Increased IRS reporting would be ‘risky and dangerous’
CUNA wrote Senators Tim Scott, R-S.C., Mike Crapo, R-Ida., and Rep. Drew Ferguson, R-Ga., in support of their Prohibiting IRS Financial Surveillance Act. The legislation would prevent and codify opposition to the implementation of a Treasury proposal to require financial institutions to report additional account holder information to the Internal Revenue Service (IRS).
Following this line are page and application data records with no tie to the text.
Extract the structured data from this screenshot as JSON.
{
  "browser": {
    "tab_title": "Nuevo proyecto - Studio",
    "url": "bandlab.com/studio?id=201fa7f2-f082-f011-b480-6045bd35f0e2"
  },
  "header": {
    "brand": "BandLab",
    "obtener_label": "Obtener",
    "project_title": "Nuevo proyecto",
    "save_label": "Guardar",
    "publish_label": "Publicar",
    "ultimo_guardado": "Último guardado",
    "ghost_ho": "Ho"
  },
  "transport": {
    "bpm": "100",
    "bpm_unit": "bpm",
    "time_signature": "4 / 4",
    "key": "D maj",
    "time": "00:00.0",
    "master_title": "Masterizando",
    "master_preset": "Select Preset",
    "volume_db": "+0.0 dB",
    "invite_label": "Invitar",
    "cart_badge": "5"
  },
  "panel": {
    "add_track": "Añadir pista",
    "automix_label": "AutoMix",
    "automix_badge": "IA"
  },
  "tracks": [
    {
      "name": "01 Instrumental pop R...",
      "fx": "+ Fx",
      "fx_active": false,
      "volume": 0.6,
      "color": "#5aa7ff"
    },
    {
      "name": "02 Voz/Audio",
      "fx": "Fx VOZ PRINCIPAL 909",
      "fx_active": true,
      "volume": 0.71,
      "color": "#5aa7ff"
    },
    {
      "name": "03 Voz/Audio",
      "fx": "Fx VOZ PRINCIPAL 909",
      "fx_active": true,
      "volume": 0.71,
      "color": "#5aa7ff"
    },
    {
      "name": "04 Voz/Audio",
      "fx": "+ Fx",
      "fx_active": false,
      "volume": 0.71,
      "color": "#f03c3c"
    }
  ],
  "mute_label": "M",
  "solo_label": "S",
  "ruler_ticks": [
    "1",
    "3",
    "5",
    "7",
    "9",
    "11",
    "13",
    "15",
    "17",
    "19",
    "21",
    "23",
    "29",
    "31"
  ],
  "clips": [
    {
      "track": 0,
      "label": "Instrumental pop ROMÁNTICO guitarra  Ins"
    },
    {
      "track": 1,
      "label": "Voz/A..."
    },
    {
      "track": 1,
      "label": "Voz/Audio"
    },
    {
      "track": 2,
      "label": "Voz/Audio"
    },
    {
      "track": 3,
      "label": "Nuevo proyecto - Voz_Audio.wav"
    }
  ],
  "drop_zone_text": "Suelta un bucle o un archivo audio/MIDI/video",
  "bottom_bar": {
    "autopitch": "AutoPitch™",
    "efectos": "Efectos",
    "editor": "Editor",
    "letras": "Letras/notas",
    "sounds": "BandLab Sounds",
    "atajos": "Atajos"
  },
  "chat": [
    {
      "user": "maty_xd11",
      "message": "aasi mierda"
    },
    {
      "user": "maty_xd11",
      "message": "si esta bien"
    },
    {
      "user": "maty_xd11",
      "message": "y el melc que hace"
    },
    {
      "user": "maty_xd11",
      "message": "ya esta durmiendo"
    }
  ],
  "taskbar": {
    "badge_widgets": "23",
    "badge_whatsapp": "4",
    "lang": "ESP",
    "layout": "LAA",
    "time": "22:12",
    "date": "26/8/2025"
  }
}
“All financial institutions currently report to the IRS information related to actual taxable events for members and customers, interest earned, and mortgage interest paid, for example,” the letter reads. “The new proposal would result in banks and credit unions turning over to the IRS sensitive account details that in and of themselves do not constitute taxable events. This would leave the IRS with a massive trove of personal financial data that would be used in a manner that is not detailed in the proposal. This is risky and dangerous.”
CUNA is also concerned with the proposal’s effect on credit unions.
“Privacy and data security are paramount issues for credit unions and their members. Whether it is the massive data breach at the federal Office of Personnel Management in 2014 or the recent IRS leak of federal tax returns of many wealthy Americans, we remain doubtful that such data will remain safe and private from hackers and other malevolent individuals,” the letter reads.
“Also, smaller credit unions would be especially burdened by this new proposal. From the increased costs of software upgrades to staff training, smaller institutions would perhaps need financial resources and additional time for implementation to meet the new requirements of the proposal,” it adds.